Follow on-screen instructions to install it, fairly straightforward.

Step 3: Set up your First Vagrant Machine

The 2 commands you need to get up and running are:

But wait, don’t get started running these just yet. We’d like to pick the OS we need to create the ‘Box’ environment to work on.

Here’s a list of environments available: Search for the environment you’re looking for – in our case here we’ll go with Ubuntu, namely ubuntu/trusty64.

Click on the link, it will load up a page like this:

Setting Up PHP 7 on Mac with Vagrant and VirtualBox (OSX & macOS)

Click on the “New” Tab under “How to use this box with Vagrant”:

Setting Up PHP 7 on Mac with Vagrant and VirtualBox (OSX & macOS)

Et voila, you will see the necessary commands.

Fire up Terminal on your pc and navigate to the directory where the VM will reside.
I created a directory “vagrant” (Original, I know). cd’ed my way over to it.

Run the command:

This is what you will see:

Once this is done run a quick ls and check the contents of the directory:

A file has been created called “VagrantFile”.
This is the default config file for your box. We need to change a config setting here to be able to access this VM from your local browser.

Open up the vagrant file:

Search for the line:

Uncomment it, and modify the IP to whatever IP address you want, or just leave it as the default as I have done:

Remember this IP address, we’ll need this later.

And then fire up the, well, “up” command

And that’s it! Our machine is up and ready! Lets dive in to the fun stuff now:

Step 4: SSH Into your Machine

SSH’ing into your machine is easy, the command is:

Once you enter this, you will be logged in to the system. Really, that’s pretty much all it takes!

Step 5: Install LAMP Stack

Now that we’ve got our machine, lets begin by installing the LAMP stack.

If you’ve already been developing in PHP before this, you’re already familiar with the steps. I’m gonna go through them briefly here.

Note: If you’re new to PHP, stay tuned for our post on installing LAMP stack.


Check if the installation was fine using: apache2 -v command, you should see this:

Now head over to your browser and enter the IP Address you configured in the Vagrantfile. In my case, it was Here you should see the default apache “It Works!” Page:
Setting Up PHP 7 on Mac with Vagrant and VirtualBox (OSX & macOS)

Awesome! It works! Let’s move on.

Install mysql with the command:

Follow the on-screen instructions, hit return and enter the mysql password whenever asked to. There!
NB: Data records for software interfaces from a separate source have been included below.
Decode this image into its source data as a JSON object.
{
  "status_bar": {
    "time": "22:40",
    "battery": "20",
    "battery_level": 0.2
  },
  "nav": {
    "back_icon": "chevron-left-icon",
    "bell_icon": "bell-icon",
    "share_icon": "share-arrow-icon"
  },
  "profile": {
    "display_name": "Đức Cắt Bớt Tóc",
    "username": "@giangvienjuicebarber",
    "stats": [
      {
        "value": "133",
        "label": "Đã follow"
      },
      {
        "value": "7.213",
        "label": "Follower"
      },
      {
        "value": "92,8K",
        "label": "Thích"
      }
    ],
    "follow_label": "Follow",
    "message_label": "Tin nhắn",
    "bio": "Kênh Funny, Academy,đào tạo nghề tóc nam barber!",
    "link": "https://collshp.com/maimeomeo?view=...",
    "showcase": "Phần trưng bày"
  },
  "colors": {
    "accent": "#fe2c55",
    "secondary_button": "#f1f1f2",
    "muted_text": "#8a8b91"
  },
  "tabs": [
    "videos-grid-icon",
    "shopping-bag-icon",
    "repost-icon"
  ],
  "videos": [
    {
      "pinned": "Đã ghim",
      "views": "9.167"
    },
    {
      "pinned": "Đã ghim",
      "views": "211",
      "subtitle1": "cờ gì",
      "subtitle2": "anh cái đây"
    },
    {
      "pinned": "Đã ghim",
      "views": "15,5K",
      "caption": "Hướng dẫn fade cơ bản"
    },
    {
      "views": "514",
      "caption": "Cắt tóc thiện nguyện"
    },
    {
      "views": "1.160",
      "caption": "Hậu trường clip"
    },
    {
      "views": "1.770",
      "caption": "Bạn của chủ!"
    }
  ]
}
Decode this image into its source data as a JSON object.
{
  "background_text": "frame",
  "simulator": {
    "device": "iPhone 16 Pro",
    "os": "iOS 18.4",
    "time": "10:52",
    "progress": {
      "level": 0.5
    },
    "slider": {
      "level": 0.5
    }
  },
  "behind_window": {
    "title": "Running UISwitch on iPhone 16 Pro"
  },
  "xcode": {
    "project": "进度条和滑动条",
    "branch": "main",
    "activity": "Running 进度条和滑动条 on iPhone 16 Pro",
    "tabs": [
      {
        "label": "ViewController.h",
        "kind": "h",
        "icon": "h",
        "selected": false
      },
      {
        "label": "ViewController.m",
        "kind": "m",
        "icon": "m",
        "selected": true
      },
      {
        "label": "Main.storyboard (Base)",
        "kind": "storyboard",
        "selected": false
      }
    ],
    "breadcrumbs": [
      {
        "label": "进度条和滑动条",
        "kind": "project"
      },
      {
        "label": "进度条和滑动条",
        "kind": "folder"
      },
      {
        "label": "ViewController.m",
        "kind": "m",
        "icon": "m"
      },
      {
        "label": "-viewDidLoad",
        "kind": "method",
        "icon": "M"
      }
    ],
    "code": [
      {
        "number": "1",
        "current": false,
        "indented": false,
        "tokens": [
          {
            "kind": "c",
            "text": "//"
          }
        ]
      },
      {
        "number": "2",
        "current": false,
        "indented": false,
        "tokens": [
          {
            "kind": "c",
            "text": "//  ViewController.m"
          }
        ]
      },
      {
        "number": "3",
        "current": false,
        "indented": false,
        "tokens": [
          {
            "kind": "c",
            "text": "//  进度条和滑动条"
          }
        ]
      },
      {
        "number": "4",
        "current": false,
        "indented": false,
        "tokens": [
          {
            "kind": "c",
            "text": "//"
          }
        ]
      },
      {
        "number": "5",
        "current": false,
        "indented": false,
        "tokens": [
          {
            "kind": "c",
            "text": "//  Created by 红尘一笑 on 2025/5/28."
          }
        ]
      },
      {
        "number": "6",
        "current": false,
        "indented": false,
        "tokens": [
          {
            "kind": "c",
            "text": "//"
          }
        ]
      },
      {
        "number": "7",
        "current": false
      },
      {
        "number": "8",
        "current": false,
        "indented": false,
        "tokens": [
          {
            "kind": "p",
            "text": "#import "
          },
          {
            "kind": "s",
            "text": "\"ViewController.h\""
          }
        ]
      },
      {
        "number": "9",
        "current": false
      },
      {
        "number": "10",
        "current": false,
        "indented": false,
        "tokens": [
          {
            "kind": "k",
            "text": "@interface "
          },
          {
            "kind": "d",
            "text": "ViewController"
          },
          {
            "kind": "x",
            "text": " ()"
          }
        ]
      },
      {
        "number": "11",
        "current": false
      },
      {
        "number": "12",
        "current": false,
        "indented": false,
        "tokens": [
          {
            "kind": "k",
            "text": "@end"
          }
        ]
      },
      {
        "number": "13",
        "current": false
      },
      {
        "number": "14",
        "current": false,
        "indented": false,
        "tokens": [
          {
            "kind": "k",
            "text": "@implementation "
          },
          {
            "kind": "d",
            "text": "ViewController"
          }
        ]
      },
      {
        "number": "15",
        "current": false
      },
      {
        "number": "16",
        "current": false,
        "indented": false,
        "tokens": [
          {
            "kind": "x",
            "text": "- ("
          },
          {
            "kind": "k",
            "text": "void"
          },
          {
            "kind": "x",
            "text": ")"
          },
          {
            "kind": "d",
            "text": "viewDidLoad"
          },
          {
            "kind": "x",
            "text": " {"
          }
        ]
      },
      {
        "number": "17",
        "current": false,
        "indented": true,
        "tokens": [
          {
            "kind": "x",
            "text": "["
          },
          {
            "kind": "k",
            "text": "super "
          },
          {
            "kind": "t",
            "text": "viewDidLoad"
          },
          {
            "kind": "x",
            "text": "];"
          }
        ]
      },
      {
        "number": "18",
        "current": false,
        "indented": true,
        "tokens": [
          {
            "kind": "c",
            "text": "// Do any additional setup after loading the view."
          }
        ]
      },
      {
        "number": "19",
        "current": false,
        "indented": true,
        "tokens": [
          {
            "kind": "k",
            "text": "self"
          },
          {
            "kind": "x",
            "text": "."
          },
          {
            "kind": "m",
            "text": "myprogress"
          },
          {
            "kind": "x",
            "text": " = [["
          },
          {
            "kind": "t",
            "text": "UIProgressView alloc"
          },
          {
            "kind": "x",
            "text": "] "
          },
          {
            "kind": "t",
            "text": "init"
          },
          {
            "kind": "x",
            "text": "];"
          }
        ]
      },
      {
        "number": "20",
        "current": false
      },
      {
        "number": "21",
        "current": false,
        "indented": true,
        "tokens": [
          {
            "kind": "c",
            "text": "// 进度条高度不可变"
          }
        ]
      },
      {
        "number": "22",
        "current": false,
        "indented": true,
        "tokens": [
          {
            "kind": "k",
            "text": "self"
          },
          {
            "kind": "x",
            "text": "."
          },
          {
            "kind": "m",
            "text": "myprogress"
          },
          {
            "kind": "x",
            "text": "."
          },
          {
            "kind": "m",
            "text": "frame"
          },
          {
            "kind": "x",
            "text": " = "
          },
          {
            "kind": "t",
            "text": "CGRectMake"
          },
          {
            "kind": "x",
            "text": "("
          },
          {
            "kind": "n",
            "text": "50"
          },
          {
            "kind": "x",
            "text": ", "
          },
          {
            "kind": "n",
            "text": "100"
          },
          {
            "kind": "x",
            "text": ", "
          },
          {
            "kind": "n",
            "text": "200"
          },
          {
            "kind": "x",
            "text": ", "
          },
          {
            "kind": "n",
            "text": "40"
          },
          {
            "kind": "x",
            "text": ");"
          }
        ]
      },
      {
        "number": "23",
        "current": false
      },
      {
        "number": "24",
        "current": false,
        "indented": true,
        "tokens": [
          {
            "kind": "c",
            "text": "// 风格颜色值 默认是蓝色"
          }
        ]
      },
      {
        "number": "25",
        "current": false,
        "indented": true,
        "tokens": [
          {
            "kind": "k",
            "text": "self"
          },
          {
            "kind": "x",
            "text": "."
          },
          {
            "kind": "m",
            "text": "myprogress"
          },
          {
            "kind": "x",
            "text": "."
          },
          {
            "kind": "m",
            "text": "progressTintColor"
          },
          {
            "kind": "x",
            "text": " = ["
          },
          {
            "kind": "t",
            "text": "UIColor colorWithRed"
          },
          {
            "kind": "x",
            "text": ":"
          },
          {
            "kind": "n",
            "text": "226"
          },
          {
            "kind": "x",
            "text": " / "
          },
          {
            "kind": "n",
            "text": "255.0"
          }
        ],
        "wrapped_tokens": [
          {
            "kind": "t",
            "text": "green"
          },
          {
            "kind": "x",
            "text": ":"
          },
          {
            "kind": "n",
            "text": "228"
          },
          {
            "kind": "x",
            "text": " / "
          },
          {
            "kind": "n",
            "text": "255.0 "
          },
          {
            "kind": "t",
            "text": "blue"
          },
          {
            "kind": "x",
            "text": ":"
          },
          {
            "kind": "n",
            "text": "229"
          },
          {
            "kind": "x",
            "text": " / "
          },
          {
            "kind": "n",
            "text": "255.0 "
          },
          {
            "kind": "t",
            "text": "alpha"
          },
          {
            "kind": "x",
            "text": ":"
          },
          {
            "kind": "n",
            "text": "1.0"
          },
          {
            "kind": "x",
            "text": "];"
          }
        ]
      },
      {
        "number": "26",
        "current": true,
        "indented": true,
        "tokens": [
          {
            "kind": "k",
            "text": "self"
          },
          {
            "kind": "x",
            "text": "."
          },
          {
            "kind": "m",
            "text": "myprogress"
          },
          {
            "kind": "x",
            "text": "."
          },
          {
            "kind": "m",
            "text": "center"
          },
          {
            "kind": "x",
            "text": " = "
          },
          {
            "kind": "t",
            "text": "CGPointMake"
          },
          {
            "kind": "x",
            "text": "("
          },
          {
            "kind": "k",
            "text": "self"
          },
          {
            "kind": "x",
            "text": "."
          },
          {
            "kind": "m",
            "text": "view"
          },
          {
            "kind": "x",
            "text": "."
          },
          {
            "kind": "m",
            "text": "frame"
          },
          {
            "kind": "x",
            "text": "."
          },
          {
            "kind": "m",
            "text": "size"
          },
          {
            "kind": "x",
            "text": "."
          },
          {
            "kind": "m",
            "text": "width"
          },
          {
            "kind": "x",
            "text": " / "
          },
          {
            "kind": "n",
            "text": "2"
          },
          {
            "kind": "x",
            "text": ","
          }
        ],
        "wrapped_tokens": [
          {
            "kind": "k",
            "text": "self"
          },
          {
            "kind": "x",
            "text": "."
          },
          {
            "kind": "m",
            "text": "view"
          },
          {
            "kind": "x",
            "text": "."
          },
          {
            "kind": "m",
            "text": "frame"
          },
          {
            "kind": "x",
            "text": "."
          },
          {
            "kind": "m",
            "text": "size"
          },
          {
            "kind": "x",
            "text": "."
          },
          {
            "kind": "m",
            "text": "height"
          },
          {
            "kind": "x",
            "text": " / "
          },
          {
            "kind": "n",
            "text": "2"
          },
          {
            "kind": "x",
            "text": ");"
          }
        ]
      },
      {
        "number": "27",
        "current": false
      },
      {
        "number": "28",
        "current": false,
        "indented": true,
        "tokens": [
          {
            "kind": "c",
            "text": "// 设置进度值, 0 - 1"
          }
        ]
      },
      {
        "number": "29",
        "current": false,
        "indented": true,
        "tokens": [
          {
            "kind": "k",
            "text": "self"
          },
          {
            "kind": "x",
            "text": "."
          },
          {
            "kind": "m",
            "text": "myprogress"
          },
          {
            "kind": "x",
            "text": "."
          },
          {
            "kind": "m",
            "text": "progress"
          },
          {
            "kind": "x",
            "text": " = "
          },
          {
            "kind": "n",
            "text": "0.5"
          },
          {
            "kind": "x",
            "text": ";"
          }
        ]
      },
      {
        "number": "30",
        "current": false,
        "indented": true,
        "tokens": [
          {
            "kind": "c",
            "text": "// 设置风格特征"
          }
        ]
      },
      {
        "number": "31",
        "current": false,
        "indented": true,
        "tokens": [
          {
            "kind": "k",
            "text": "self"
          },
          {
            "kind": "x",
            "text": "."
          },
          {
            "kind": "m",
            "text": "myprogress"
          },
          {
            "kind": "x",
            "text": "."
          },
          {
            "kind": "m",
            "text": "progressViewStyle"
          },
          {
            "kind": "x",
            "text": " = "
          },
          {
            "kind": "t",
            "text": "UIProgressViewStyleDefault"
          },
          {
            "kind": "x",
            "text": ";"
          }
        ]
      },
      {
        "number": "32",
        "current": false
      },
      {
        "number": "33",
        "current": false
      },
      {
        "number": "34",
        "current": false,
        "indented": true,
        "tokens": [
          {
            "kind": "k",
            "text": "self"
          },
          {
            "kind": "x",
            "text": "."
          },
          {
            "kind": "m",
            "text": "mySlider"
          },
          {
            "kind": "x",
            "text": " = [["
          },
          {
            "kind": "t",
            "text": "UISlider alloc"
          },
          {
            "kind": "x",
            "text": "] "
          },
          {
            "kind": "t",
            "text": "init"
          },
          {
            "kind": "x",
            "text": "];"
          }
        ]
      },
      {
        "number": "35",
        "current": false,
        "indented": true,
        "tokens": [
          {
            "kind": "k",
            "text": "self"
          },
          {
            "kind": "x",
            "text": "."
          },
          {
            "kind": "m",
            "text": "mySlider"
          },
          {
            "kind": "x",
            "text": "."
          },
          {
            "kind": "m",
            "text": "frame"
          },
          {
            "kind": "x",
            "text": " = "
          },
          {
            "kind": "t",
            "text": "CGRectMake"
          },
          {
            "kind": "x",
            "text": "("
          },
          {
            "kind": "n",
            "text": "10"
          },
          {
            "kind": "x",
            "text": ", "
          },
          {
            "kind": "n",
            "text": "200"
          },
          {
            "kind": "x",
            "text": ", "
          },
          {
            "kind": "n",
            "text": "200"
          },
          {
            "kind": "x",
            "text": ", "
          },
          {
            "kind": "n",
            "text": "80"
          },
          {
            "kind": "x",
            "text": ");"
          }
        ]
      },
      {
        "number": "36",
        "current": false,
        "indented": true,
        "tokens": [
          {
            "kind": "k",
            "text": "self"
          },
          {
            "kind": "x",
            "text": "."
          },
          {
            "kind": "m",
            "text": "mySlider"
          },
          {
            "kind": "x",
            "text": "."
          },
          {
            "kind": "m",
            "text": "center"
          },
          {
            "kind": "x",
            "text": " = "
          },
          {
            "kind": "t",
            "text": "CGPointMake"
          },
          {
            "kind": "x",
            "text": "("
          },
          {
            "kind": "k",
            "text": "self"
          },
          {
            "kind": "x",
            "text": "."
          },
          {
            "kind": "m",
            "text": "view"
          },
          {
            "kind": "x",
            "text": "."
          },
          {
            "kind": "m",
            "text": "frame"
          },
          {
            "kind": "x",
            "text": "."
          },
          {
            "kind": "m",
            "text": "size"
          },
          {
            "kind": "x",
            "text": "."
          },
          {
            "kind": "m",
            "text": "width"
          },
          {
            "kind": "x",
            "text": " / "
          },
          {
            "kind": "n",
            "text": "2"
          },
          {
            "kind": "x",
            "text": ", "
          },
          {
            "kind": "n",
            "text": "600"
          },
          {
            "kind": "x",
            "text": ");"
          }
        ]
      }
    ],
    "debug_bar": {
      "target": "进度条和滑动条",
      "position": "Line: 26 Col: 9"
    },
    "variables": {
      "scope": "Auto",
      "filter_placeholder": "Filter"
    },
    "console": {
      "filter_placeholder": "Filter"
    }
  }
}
You’ve got mysql running too.

Give it a quick test run:

You will be prompted for the password, enter it and you’re now logged in to mysql server.

And now, for the moment we’ve been waiting for. Let’s get our PHP running, shall we. The usual command for installing any PHP version is:

Though, as on this writing, PHP7 is not available for Ubuntu Trusty in the standard Ubuntu repositories so we have to install a repository to our linux distro:

A quick php -v should work here to help you know that everything’s working fine:

And we’re done! You’ve now got a fully functional development environment with LAMP stack right on your machine.

I’m gonna go play around with the cool new PHP7.0 features for now, will write back with my review of the same in a later post.

When I was setting it up the first time around, I pretty much had to install Vagrant boxes a hundred times. A useful command to delete off all boxes is:

It is also possible to install and configure multiple versions of PHP to run on your local setup simultaneously. Here’s a tutorial I’ve found that details the steps for this:


About Rashmi B.

Mostly a startup junkie. Dabbled around in Marketing, SEO, Magento, WordPress, Angular, etc etc. Like to help people bring their startup idea to life. Fan of the Lean Startup movement. Hit me up to know more.

View all posts by Rashmi B.